Top of Exercise inputs
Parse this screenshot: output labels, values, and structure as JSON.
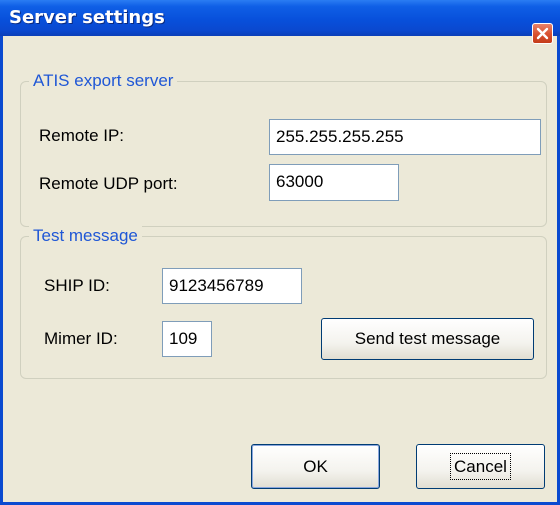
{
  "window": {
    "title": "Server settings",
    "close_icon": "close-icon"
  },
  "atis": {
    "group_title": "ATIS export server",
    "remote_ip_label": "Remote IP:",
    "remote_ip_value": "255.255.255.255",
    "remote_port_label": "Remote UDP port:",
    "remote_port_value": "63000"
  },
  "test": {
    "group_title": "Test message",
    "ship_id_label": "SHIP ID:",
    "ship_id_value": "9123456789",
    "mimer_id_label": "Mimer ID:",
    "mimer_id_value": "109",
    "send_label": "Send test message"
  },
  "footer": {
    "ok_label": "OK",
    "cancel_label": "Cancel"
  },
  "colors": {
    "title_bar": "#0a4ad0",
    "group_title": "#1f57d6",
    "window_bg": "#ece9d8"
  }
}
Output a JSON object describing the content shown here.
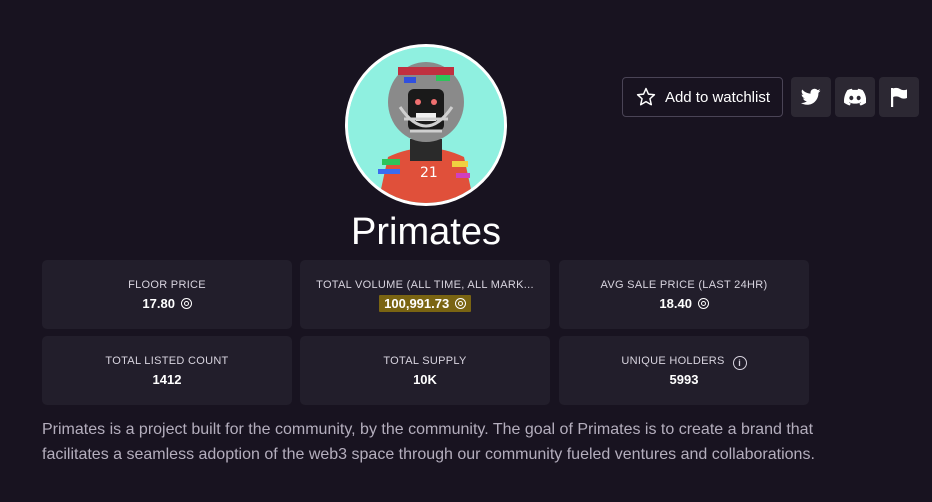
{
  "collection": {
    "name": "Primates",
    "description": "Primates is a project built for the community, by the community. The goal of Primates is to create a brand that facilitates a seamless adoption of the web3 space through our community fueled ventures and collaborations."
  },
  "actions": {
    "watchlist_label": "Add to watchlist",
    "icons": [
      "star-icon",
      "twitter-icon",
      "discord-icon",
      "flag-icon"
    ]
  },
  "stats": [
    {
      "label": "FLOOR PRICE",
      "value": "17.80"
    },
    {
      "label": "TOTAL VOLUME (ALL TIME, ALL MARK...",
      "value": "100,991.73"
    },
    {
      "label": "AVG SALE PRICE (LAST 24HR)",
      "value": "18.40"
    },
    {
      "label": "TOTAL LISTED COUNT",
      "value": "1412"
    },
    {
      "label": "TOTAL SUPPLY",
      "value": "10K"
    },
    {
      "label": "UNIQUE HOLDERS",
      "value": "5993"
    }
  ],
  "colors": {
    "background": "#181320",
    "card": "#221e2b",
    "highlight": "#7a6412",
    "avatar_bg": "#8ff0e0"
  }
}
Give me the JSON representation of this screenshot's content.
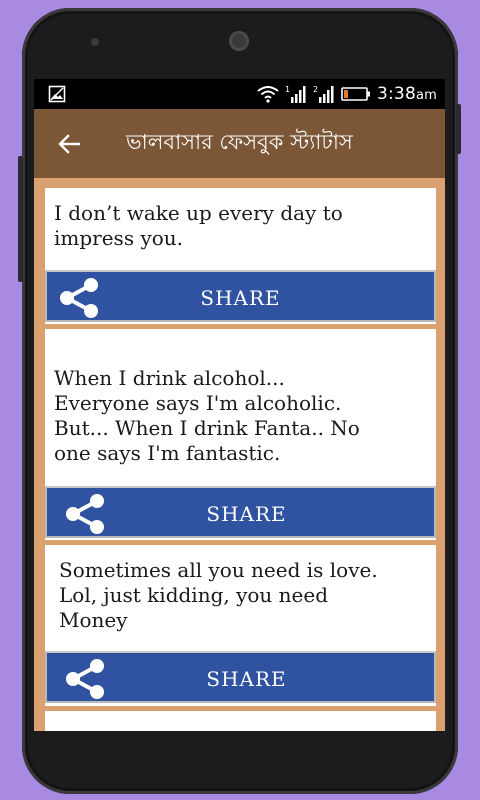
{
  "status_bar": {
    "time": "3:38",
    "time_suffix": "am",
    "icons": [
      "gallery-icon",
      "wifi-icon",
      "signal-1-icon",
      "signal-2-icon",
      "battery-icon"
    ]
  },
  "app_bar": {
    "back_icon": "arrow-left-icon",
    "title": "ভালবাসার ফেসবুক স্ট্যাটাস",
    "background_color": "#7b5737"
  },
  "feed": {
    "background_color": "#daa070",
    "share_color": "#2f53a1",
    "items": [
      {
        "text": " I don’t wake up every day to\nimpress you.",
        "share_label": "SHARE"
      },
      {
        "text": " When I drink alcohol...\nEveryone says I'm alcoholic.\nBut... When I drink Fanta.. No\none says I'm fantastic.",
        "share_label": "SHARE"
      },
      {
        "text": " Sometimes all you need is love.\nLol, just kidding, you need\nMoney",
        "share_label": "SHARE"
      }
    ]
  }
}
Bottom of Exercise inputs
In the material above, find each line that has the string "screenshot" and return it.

Parse this screenshot: output labels, values, and structure as JSON.
Give me the JSON representation of this screenshot's content.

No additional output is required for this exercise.